“While we welcome the adoption of a risk-based traffic light framework and that progress is being made towards the resumption of international travel at scale from 17 May, it doesn’t go far enough, given that economic recovery and 500,000 UK jobs are at stake. Now we need certainty that the framework will allow for a phased removal of testing and quarantine. With world leading vaccination programmes in both the UK and US, and evidence to support safe reopening through testing, there is a clear opportunity to open up travel and no reason to delay beyond May 17.
“With the unwavering support of our people, our creditors and shareholders, Virgin Group and Delta Air Lines, we continue to bolster our balance sheet in anticipation of the resumption of international travel from May 17th. We remain confident that Virgin Atlantic will get back to its best for our people and our customers, emerging from the crisis a sustainably profitable airline.”
Oli Byers, CFO, Virgin Atlantic commented: “Our 2020 financial results reflect the immense challenges that our industry has faced due to the Covid-19 pandemic. Aviation was one of the first industries to be affected and will be one of the last to fully recover. Since February 2020, we have been guided by the single mission of ensuring Virgin Atlantic’s survival, through a laser focus on reducing our costs, preserving cash and protecting as many jobs as possible.
“We’re proud to have completed a £1.2bn privately funded, solvent recapitalisation with the continued support of our partners and shareholders, which enabled us to strengthen our balance sheet through a £200m investment from Virgin Group, reduced five-year fleet capex spend by £880m and £335m in cost savings. In January 2021 we further supported our liquidity position through the completion of the sale and leaseback of two 787s, and on 15 March 2021, we completed financing worth £160 million, including a further £97 million of shareholder support.

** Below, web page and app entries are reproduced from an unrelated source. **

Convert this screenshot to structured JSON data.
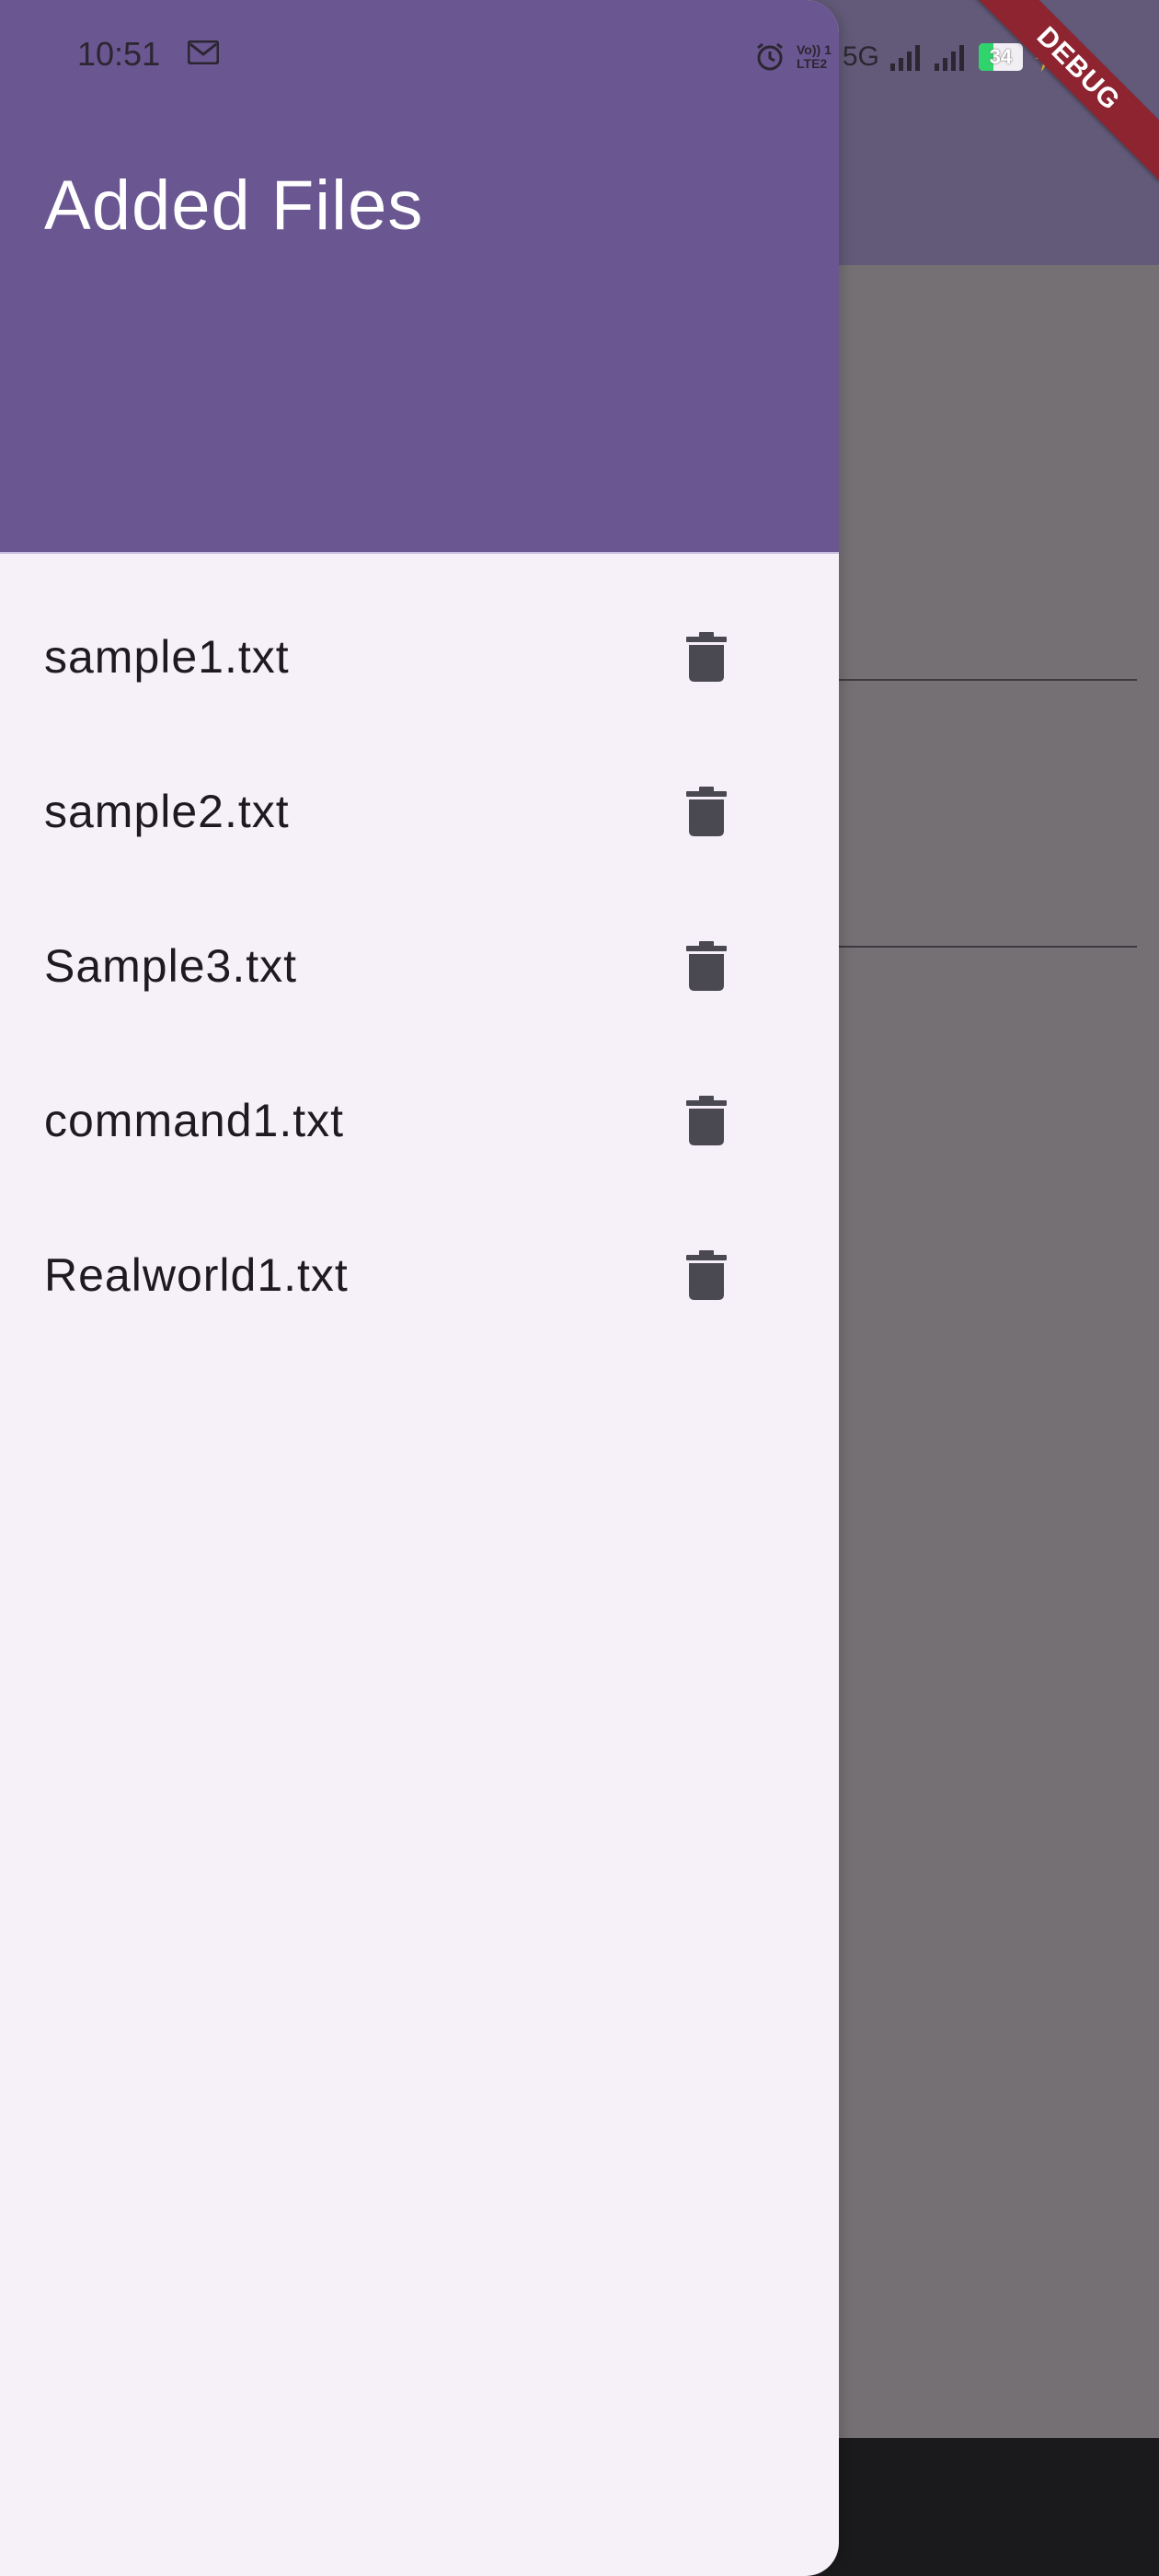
{
  "status_bar": {
    "time": "10:51",
    "network": "5G",
    "volte_line1": "Vo)) 1",
    "volte_line2": "LTE2",
    "battery": "34"
  },
  "debug_banner": "DEBUG",
  "drawer": {
    "title": "Added Files",
    "files": [
      {
        "name": "sample1.txt"
      },
      {
        "name": "sample2.txt"
      },
      {
        "name": "Sample3.txt"
      },
      {
        "name": "command1.txt"
      },
      {
        "name": "Realworld1.txt"
      }
    ],
    "delete_icon": "delete-icon"
  },
  "colors": {
    "header": "#6a5690",
    "drawer_bg": "#f6f0f8",
    "scrim": "#747074",
    "icon": "#4a4850"
  }
}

“With the successful mass rollout of vaccines and the implementation of testing regimes, customers are booking for travel for Q2 2021 and beyond. Meanwhile, on the back of a record 2020, operating nearly 4,000 cargo only sectors, carrying more than 7,000 tonnes of PPE and delivering £319 million in revenues, Virgin Atlantic Cargo continues to keep global supply chains running.”
Virgin Atlantic Ltd full annual reports can be read here